Space

Category archives for Space

In 1960, the first working laser was demonstrated, and promptly dubbed “a solution looking for a problem.” In the ensuing fifty years, lasers have found lots of problems to solve, but there has been no consensus about which of the many amazing applications of lasers is the most amazing. Now, in 2010, as we celebrate…

Sketchy March Meeting Notes: Monday

I’m terrible about taking notes on conference talks, especially when I’m jet-lagged and was sleep deprived even before I got on the plane. I do jot down the occasional paper reference, though, so here are the things I wrote down, and the talks they were associated with. This should give you some vague idea of…

A Lot of Knowledge Is a Dangerous Thing

I was looking at some polling about science over the weekend, and discovered that they helpfully provide an online quiz consisting of the factual questions asked of the general public as part of the survey. Amusingly, one of them is actually more difficult to answer correctly if you know a lot about the field than…

Where Were You When…?

I failed to write something on the anniversary of the fall of the Berlin Wall yesterday, partly because I think the other six million blog posts on the subject had it pretty well covered. Another factor, though, was the fact that I don’t have the sort of crystal-clear recollection of where I was and what…

Beyond Rocket Science

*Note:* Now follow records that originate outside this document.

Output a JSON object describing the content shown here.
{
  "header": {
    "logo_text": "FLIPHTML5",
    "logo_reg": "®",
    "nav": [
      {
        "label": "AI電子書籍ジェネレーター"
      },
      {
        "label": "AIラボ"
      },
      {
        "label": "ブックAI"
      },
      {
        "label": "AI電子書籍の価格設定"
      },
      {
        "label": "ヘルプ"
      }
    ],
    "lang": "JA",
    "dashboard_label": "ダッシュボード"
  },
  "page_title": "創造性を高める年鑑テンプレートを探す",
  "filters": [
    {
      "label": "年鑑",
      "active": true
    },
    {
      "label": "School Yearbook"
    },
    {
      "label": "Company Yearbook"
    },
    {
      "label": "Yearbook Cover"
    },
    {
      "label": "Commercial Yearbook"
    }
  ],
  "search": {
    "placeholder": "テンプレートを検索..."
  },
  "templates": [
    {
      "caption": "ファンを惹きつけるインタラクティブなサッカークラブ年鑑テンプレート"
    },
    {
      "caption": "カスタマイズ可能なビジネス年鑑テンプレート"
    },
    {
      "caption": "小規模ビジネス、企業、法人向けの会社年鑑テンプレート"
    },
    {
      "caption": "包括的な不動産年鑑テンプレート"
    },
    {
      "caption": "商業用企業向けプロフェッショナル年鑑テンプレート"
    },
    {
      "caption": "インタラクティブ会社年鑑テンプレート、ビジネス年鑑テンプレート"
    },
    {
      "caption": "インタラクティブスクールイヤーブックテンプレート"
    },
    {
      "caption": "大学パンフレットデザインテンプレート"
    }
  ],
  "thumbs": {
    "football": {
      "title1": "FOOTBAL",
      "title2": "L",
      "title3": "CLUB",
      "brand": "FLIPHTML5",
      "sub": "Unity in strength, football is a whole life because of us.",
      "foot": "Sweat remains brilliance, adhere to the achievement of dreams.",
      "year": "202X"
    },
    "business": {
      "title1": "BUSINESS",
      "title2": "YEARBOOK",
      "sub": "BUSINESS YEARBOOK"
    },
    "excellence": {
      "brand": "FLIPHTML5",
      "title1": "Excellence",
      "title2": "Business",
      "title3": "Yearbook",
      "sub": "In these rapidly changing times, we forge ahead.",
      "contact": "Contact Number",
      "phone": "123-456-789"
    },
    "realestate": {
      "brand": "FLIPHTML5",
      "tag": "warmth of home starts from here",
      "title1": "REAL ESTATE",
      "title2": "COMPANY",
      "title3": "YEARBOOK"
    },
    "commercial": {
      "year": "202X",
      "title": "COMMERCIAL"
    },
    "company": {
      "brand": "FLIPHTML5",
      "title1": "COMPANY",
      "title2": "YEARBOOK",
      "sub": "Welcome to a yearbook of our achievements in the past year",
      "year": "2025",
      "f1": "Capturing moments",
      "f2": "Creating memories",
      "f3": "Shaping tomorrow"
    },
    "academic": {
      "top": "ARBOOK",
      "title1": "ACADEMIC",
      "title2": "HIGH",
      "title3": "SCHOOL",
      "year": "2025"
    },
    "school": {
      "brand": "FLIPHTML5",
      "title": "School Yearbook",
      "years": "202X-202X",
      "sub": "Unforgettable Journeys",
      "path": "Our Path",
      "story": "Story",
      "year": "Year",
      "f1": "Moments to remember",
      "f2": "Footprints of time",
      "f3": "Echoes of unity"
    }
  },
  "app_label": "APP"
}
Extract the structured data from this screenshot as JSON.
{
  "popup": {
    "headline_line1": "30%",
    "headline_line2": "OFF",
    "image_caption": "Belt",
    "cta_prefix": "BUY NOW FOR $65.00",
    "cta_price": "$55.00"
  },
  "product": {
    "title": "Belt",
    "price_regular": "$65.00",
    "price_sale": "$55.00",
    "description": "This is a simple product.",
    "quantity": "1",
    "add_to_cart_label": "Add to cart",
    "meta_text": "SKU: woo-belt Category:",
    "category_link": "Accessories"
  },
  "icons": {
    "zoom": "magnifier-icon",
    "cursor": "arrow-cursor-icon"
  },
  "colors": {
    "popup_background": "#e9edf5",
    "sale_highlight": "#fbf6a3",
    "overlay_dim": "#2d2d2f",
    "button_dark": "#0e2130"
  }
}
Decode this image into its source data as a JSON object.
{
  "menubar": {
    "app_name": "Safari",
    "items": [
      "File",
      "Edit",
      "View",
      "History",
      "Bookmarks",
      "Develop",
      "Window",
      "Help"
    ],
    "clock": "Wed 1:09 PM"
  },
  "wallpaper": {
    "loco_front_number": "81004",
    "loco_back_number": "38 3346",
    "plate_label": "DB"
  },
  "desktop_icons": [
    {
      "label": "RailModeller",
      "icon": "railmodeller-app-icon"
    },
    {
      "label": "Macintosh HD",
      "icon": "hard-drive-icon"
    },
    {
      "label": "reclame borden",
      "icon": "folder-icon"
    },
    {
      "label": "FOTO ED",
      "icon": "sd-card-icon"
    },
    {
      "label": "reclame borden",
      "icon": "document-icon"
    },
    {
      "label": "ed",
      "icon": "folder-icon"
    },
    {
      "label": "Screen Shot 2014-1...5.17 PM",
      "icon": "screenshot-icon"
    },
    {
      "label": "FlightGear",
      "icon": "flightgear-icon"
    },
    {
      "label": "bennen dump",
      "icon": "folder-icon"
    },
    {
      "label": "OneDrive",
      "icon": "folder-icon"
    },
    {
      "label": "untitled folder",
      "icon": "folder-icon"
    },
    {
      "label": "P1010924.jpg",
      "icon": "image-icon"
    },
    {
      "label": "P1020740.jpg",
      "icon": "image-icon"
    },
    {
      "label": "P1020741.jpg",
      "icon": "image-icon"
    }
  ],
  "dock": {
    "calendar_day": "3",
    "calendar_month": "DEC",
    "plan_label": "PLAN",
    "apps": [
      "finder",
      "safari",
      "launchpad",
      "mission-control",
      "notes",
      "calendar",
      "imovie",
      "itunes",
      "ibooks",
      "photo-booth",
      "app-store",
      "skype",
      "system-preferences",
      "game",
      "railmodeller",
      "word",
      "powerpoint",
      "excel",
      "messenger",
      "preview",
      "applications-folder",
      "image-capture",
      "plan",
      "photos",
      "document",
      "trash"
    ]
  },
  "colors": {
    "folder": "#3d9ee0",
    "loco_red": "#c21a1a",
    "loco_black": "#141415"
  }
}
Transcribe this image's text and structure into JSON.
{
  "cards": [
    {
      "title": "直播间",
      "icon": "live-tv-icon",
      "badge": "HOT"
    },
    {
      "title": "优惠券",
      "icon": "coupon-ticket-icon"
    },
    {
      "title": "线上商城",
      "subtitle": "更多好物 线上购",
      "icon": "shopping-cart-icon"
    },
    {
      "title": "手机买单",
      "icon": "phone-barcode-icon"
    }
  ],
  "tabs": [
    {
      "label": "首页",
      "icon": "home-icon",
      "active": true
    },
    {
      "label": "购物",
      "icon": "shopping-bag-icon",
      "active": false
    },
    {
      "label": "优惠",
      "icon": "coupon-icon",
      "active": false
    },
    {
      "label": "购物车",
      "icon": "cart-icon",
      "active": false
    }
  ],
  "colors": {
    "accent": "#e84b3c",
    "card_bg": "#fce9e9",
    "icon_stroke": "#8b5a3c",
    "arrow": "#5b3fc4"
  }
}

It’s not getting as much press as the “X Prize” for private rocket launches, but NASA has quietly been running a contest for work toward a “space elevator,” offering up to $2 million for a scheme to transmit power to a small robot climbing a 1km cable. Yesterday, the team from LaserMotive, including certified rocket…

Quantum to Cosmos

I’m clearing out browser tabs before the weekend, which has reminded me that I’ve been terribly remiss in not passing along information about the Quantum to Cosmos festival being held next month at the Perimeter Institute in Waterloo, Ontario. For 10 exciting days this October, Perimeter Institute’s Quantum to Cosmos: Ideas for the Future (Q2C)…

(On July 16, 2009, I asked for volunteers with science degrees and non-academic jobs who would be willing to be interviewed about their careers paths, with the goal of providing young scientists with more information about career options beyond the pursuit of a tenure-track faculty job that is too often assumed as a default. This…

Man Walks on F*&%ing Moon

The Internet has been all abuzz today over the anniversary of the Apollo 11 landing. Tor has the best one-stop collection of reminiscences, but there are plenty of others. They’re roughly equally split between “Wasn’t that the coolest thing ever?” and “Isn’t it a shame we stopped going. I was a bit over -2 when…

(On July 16, 2009, I asked for volunteers with science degrees and non-academic jobs who would be willing to be interviewed about their careers paths, with the goal of providing young scientists with more information about career options beyond the pursuit of a tenure-track faculty job that is too often assumed as a default. This…

When Press Releases Collide

Consecutive entries in my RSS reader yesterday: Salty ocean in the depths of Enceladus Discovery could have implications for the search for extraterrestrial life An enormous plume of water spurts in giant jets from the south pole of Saturn’s moon Enceladus. In a report published in the international science journal Nature today (25 June), European…